# Task description:
Could you restate every line of the data word for word?

[Supplied information — start]

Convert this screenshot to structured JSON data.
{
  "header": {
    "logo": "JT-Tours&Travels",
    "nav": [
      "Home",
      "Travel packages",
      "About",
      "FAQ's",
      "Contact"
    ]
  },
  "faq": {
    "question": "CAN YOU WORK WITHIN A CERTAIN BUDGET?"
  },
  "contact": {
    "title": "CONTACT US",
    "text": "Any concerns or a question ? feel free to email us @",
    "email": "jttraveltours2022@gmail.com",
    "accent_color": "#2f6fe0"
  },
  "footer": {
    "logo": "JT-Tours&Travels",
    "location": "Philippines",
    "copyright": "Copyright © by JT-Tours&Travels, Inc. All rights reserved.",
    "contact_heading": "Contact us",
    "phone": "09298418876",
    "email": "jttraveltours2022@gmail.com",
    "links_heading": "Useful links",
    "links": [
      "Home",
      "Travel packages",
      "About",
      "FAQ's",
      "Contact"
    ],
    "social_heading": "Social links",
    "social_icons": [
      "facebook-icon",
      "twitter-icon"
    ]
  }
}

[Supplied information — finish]

# Exercise solution:
Convert this screenshot to structured JSON data.
{
  "header": {
    "logo": "JT-Tours&Travels",
    "nav": [
      "Home",
      "Travel packages",
      "About",
      "FAQ's",
      "Contact"
    ]
  },
  "faq": {
    "question": "CAN YOU WORK WITHIN A CERTAIN BUDGET?"
  },
  "contact": {
    "title": "CONTACT US",
    "text": "Any concerns or a question ? feel free to email us @",
    "email": "jttraveltours2022@gmail.com",
    "accent_color": "#2f6fe0"
  },
  "footer": {
    "logo": "JT-Tours&Travels",
    "location": "Philippines",
    "copyright": "Copyright © by JT-Tours&Travels, Inc. All rights reserved.",
    "contact_heading": "Contact us",
    "phone": "09298418876",
    "email": "jttraveltours2022@gmail.com",
    "links_heading": "Useful links",
    "links": [
      "Home",
      "Travel packages",
      "About",
      "FAQ's",
      "Contact"
    ],
    "social_heading": "Social links",
    "social_icons": [
      "facebook-icon",
      "twitter-icon"
    ]
  }
}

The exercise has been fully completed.